Action item: To complete this task, print all the data below exactly but leave out the images.

☆ ☆ ☆ ☆ ☆

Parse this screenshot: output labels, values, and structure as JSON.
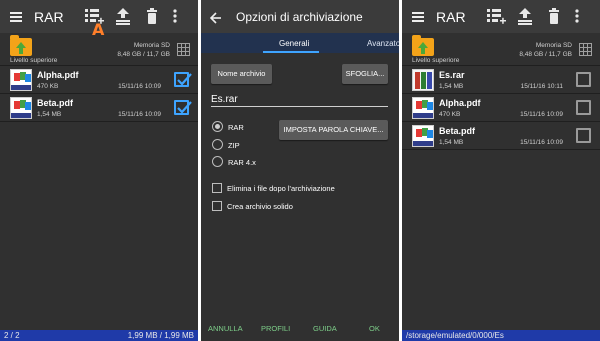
{
  "screen1": {
    "title": "RAR",
    "annotation_letter": "A",
    "up_label": "Livello superiore",
    "memory_label": "Memoria SD",
    "memory_value": "8,48 GB / 11,7 GB",
    "files": [
      {
        "name": "Alpha.pdf",
        "size": "470 KB",
        "date": "15/11/16 10:09",
        "checked": true
      },
      {
        "name": "Beta.pdf",
        "size": "1,54 MB",
        "date": "15/11/16 10:09",
        "checked": true
      }
    ],
    "status_left": "2 / 2",
    "status_right": "1,99 MB / 1,99 MB"
  },
  "screen2": {
    "title": "Opzioni di archiviazione",
    "tabs": [
      "Generali",
      "Avanzato"
    ],
    "filename_button": "Nome archivio",
    "browse_button": "SFOGLIA...",
    "archive_name": "Es.rar",
    "formats": [
      {
        "label": "RAR",
        "selected": true
      },
      {
        "label": "ZIP",
        "selected": false
      },
      {
        "label": "RAR 4.x",
        "selected": false
      }
    ],
    "password_button": "IMPOSTA PAROLA CHIAVE...",
    "options": [
      {
        "label": "Elimina i file dopo l'archiviazione",
        "checked": false
      },
      {
        "label": "Crea archivio solido",
        "checked": false
      }
    ],
    "actions": [
      "ANNULLA",
      "PROFILI",
      "GUIDA",
      "OK"
    ]
  },
  "screen3": {
    "title": "RAR",
    "up_label": "Livello superiore",
    "memory_label": "Memoria SD",
    "memory_value": "8,48 GB / 11,7 GB",
    "files": [
      {
        "name": "Es.rar",
        "size": "1,54 MB",
        "date": "15/11/16 10:11",
        "checked": false,
        "type": "rar"
      },
      {
        "name": "Alpha.pdf",
        "size": "470 KB",
        "date": "15/11/16 10:09",
        "checked": false,
        "type": "pdf"
      },
      {
        "name": "Beta.pdf",
        "size": "1,54 MB",
        "date": "15/11/16 10:09",
        "checked": false,
        "type": "pdf"
      }
    ],
    "status_path": "/storage/emulated/0/000/Es"
  },
  "colors": {
    "background": "#303030",
    "appbar": "#3b3b3b",
    "statusbar": "#1f3aa8",
    "accent": "#3ea4ff",
    "annotation": "#ff7f2a",
    "action_text": "#7ecf8a"
  },
  "icons": [
    "menu-icon",
    "add-to-archive-icon",
    "extract-icon",
    "delete-icon",
    "more-vert-icon",
    "folder-up-icon",
    "grid-view-icon",
    "back-arrow-icon",
    "checkbox-icon"
  ]
}
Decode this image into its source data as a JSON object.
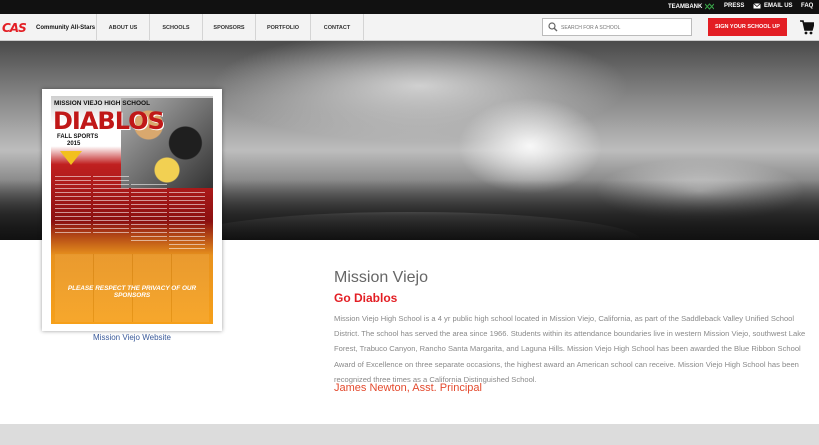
{
  "topbar": {
    "links": [
      {
        "label": "TEAMBANK",
        "icon": "teambank-icon"
      },
      {
        "label": "PRESS"
      },
      {
        "label": "EMAIL US",
        "icon": "email-icon"
      },
      {
        "label": "FAQ"
      }
    ]
  },
  "header": {
    "logo_text": "CAS",
    "subtitle": "Community All-Stars",
    "nav": [
      "ABOUT US",
      "SCHOOLS",
      "SPONSORS",
      "PORTFOLIO",
      "CONTACT"
    ],
    "search_placeholder": "SEARCH FOR A SCHOOL",
    "signup_label": "SIGN YOUR SCHOOL UP",
    "cart_icon": "cart-icon"
  },
  "poster": {
    "school": "MISSION VIEJO HIGH SCHOOL",
    "mascot": "DIABLOS",
    "season": "FALL SPORTS",
    "year": "2015",
    "footer": "PLEASE RESPECT THE PRIVACY OF OUR SPONSORS"
  },
  "profile": {
    "website_link": "Mission Viejo Website",
    "name": "Mission Viejo",
    "tagline": "Go Diablos",
    "description": "Mission Viejo High School is a 4 yr public high school located in Mission Viejo, California, as part of the Saddleback Valley Unified School District. The school has served the area since 1966. Students within its attendance boundaries live in western Mission Viejo, southwest Lake Forest, Trabuco Canyon, Rancho Santa Margarita, and Laguna Hills. Mission Viejo High School has been awarded the Blue Ribbon School Award of Excellence on three separate occasions, the highest award an American school can receive. Mission Viejo High School has been recognized three times as a California Distinguished School.",
    "contact": "James Newton, Asst. Principal"
  },
  "colors": {
    "accent": "#e31e24",
    "topbar": "#111111",
    "link": "#3a5a9a"
  }
}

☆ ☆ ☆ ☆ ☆

Result below:
Parse this screenshot: output labels, values, and structure as JSON.
{
  "screen1": {
    "title": "RAR",
    "annotation_letter": "A",
    "up_label": "Livello superiore",
    "memory_label": "Memoria SD",
    "memory_value": "8,48 GB / 11,7 GB",
    "files": [
      {
        "name": "Alpha.pdf",
        "size": "470 KB",
        "date": "15/11/16 10:09",
        "checked": true
      },
      {
        "name": "Beta.pdf",
        "size": "1,54 MB",
        "date": "15/11/16 10:09",
        "checked": true
      }
    ],
    "status_left": "2 / 2",
    "status_right": "1,99 MB / 1,99 MB"
  },
  "screen2": {
    "title": "Opzioni di archiviazione",
    "tabs": [
      "Generali",
      "Avanzato"
    ],
    "filename_button": "Nome archivio",
    "browse_button": "SFOGLIA...",
    "archive_name": "Es.rar",
    "formats": [
      {
        "label": "RAR",
        "selected": true
      },
      {
        "label": "ZIP",
        "selected": false
      },
      {
        "label": "RAR 4.x",
        "selected": false
      }
    ],
    "password_button": "IMPOSTA PAROLA CHIAVE...",
    "options": [
      {
        "label": "Elimina i file dopo l'archiviazione",
        "checked": false
      },
      {
        "label": "Crea archivio solido",
        "checked": false
      }
    ],
    "actions": [
      "ANNULLA",
      "PROFILI",
      "GUIDA",
      "OK"
    ]
  },
  "screen3": {
    "title": "RAR",
    "up_label": "Livello superiore",
    "memory_label": "Memoria SD",
    "memory_value": "8,48 GB / 11,7 GB",
    "files": [
      {
        "name": "Es.rar",
        "size": "1,54 MB",
        "date": "15/11/16 10:11",
        "checked": false,
        "type": "rar"
      },
      {
        "name": "Alpha.pdf",
        "size": "470 KB",
        "date": "15/11/16 10:09",
        "checked": false,
        "type": "pdf"
      },
      {
        "name": "Beta.pdf",
        "size": "1,54 MB",
        "date": "15/11/16 10:09",
        "checked": false,
        "type": "pdf"
      }
    ],
    "status_path": "/storage/emulated/0/000/Es"
  },
  "colors": {
    "background": "#303030",
    "appbar": "#3b3b3b",
    "statusbar": "#1f3aa8",
    "accent": "#3ea4ff",
    "annotation": "#ff7f2a",
    "action_text": "#7ecf8a"
  },
  "icons": [
    "menu-icon",
    "add-to-archive-icon",
    "extract-icon",
    "delete-icon",
    "more-vert-icon",
    "folder-up-icon",
    "grid-view-icon",
    "back-arrow-icon",
    "checkbox-icon"
  ]
}
Decode this image into its source data as a JSON object.
{
  "topbar": {
    "links": [
      {
        "label": "TEAMBANK",
        "icon": "teambank-icon"
      },
      {
        "label": "PRESS"
      },
      {
        "label": "EMAIL US",
        "icon": "email-icon"
      },
      {
        "label": "FAQ"
      }
    ]
  },
  "header": {
    "logo_text": "CAS",
    "subtitle": "Community All-Stars",
    "nav": [
      "ABOUT US",
      "SCHOOLS",
      "SPONSORS",
      "PORTFOLIO",
      "CONTACT"
    ],
    "search_placeholder": "SEARCH FOR A SCHOOL",
    "signup_label": "SIGN YOUR SCHOOL UP",
    "cart_icon": "cart-icon"
  },
  "poster": {
    "school": "MISSION VIEJO HIGH SCHOOL",
    "mascot": "DIABLOS",
    "season": "FALL SPORTS",
    "year": "2015",
    "footer": "PLEASE RESPECT THE PRIVACY OF OUR SPONSORS"
  },
  "profile": {
    "website_link": "Mission Viejo Website",
    "name": "Mission Viejo",
    "tagline": "Go Diablos",
    "description": "Mission Viejo High School is a 4 yr public high school located in Mission Viejo, California, as part of the Saddleback Valley Unified School District. The school has served the area since 1966. Students within its attendance boundaries live in western Mission Viejo, southwest Lake Forest, Trabuco Canyon, Rancho Santa Margarita, and Laguna Hills. Mission Viejo High School has been awarded the Blue Ribbon School Award of Excellence on three separate occasions, the highest award an American school can receive. Mission Viejo High School has been recognized three times as a California Distinguished School.",
    "contact": "James Newton, Asst. Principal"
  },
  "colors": {
    "accent": "#e31e24",
    "topbar": "#111111",
    "link": "#3a5a9a"
  }
}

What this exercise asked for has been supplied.